Vous êtes ici
Identité visuelle22/10/2009 - par Mark Tungate (firstname.lastname@example.org)
At the Golden Drum advertising festival in Slovenia last week, there were a lot of debates about the decline of TV advertising, the end of mass, the digital future and all the other things media people talk about when they get together these days. Among all these familiar subjects, one struck me as particularly interesting: the death of national identity.
One of the joys of going to Golden Drum is that it's the festival of the New Europe. It means you get to meet interesting people from Poland, Hungary, the Czech Republic, Slovakia, the Baltic States, the Balkans, Russia, even Turkey and Lebanon (did I forget anyone?). They all have exotic accents and dress in subtly different ways. But it's difficult to detect these differences in their advertising.

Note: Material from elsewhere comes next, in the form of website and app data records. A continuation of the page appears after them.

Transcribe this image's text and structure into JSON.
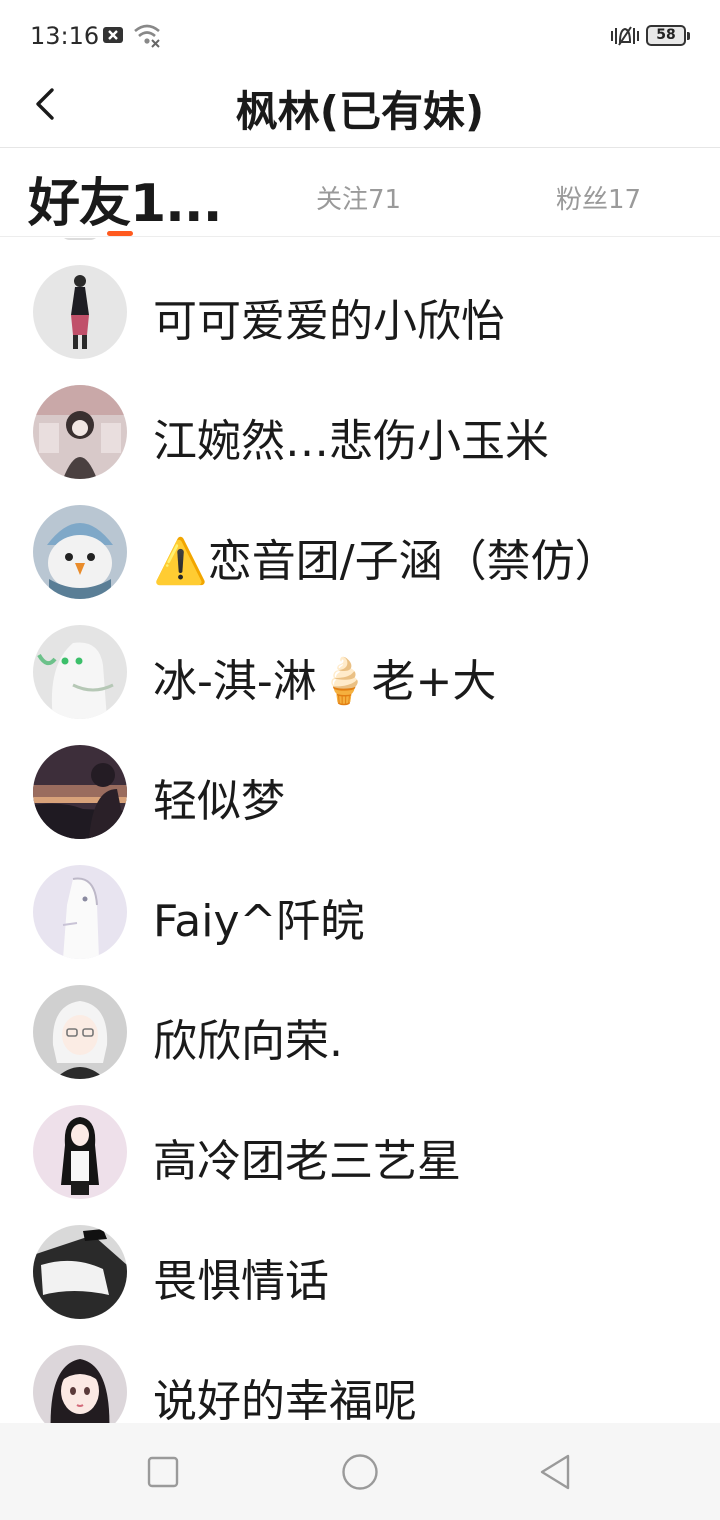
{
  "status_bar": {
    "time": "13:16",
    "battery": "58"
  },
  "header": {
    "title": "枫林(已有妹)"
  },
  "tabs": [
    {
      "label": "好友1..."
    },
    {
      "label": "关注71"
    },
    {
      "label": "粉丝17"
    }
  ],
  "accent_color": "#ff5a1f",
  "friends": [
    {
      "name": "可可爱爱的小欣怡"
    },
    {
      "name": "江婉然…悲伤小玉米"
    },
    {
      "name": "⚠️恋音团/子涵（禁仿）"
    },
    {
      "name": "冰-淇-淋🍦老+大"
    },
    {
      "name": "轻似梦"
    },
    {
      "name": "Faiy^阡皖"
    },
    {
      "name": "欣欣向荣."
    },
    {
      "name": "高冷团老三艺星"
    },
    {
      "name": "畏惧情话"
    },
    {
      "name": "说好的幸福呢"
    }
  ]
}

As TBWA Berlin's Kurt-Georg Dieckert pointed out, art direction seems to have become globalized to the point of blandness. Looking at the Golden Drum print entries, I agreed that they could have come from anywhere. Where were the Polish melancholy, the Hungarian poetry, the Russian pride and the Czech surrealism? Instead, many of the entries looked like pale versions of work we'd already seen in Cannes. How much French advertising, too, looks distinctively French? Perhaps we need to reopen our archives in order to find a unique voice.